Scan the records for the string "Recorded"; copy each line where it occurs.
DATA FOR PROCESSING section start
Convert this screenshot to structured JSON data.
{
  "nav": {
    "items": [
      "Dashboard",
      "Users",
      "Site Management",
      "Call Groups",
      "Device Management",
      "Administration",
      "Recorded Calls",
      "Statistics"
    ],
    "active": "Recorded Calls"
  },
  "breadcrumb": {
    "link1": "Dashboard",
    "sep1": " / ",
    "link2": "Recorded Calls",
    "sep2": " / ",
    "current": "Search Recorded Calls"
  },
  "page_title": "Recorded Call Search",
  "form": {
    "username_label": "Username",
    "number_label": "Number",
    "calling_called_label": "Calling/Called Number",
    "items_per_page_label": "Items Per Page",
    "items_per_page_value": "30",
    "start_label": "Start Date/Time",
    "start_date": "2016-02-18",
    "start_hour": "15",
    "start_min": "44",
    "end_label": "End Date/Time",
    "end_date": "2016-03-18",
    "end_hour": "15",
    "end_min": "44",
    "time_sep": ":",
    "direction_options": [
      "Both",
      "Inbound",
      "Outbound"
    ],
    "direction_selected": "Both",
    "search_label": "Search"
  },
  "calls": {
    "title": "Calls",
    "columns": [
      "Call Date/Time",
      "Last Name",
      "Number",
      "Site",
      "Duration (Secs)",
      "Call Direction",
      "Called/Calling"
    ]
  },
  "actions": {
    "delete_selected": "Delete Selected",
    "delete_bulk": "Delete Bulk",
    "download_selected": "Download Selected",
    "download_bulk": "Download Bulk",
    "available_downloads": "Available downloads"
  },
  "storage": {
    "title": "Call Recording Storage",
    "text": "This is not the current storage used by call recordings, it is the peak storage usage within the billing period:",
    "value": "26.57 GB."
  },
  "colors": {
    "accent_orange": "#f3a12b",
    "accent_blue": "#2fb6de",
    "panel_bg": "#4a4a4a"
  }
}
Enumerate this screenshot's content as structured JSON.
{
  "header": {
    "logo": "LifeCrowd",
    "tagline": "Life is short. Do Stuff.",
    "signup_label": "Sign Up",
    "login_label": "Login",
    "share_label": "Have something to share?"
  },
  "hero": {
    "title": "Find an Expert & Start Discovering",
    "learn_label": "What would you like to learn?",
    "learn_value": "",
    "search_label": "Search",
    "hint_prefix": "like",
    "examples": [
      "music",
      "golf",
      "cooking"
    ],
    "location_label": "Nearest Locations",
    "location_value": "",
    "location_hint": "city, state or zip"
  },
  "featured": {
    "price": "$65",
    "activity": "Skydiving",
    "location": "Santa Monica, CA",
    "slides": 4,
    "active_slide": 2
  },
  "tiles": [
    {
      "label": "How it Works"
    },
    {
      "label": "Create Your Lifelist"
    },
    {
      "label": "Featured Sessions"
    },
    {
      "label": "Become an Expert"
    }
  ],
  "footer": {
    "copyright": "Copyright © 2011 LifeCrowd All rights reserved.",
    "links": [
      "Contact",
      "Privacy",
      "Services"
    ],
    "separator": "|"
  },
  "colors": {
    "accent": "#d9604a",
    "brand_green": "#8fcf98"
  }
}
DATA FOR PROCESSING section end
▸ THE COMPLETED TASK:
      "Recorded Calls",
    "active": "Recorded Calls"
    "link2": "Recorded Calls",
    "current": "Search Recorded Calls"
  "page_title": "Recorded Call Search",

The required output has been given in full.